Please copy out every line in the entries that includes the word "CHARGES".

Stored records
[Start of section]
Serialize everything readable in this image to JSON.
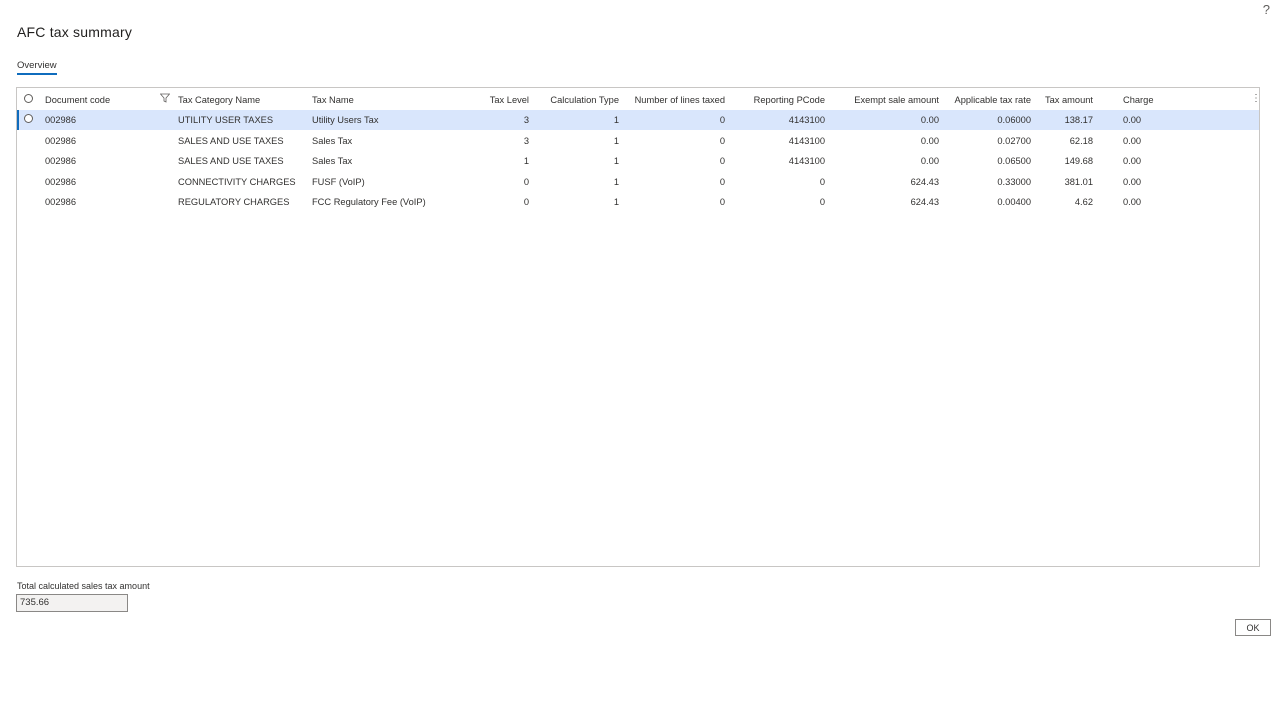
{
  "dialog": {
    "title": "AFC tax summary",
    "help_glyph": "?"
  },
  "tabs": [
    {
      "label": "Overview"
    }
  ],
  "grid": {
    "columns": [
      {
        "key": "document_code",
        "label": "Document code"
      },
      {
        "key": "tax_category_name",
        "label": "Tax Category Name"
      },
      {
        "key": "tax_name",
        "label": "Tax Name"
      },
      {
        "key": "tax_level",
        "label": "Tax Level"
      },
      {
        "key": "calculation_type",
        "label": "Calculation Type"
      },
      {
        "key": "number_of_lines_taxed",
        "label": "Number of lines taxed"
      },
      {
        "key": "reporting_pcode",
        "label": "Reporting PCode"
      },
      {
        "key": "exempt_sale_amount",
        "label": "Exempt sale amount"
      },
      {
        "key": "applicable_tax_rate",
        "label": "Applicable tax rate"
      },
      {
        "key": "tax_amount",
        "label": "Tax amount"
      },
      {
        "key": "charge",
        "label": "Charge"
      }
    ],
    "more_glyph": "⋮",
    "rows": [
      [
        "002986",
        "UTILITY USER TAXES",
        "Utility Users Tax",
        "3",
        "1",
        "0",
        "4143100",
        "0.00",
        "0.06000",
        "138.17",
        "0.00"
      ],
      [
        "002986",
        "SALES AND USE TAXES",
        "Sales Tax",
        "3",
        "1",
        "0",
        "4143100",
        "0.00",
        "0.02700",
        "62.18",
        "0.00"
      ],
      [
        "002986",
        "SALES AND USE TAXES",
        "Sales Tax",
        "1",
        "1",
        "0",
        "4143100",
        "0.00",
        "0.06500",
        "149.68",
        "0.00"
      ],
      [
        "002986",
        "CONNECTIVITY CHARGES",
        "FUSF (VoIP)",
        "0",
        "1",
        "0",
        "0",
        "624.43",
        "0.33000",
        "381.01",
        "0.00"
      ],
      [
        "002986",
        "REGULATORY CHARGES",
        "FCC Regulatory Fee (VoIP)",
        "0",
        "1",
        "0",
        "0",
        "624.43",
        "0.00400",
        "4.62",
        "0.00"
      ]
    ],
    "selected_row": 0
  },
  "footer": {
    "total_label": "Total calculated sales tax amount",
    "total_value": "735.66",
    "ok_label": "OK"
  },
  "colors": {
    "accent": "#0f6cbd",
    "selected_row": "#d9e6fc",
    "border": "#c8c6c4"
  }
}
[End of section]
Output of the exercise
        "CONNECTIVITY CHARGES",
        "REGULATORY CHARGES",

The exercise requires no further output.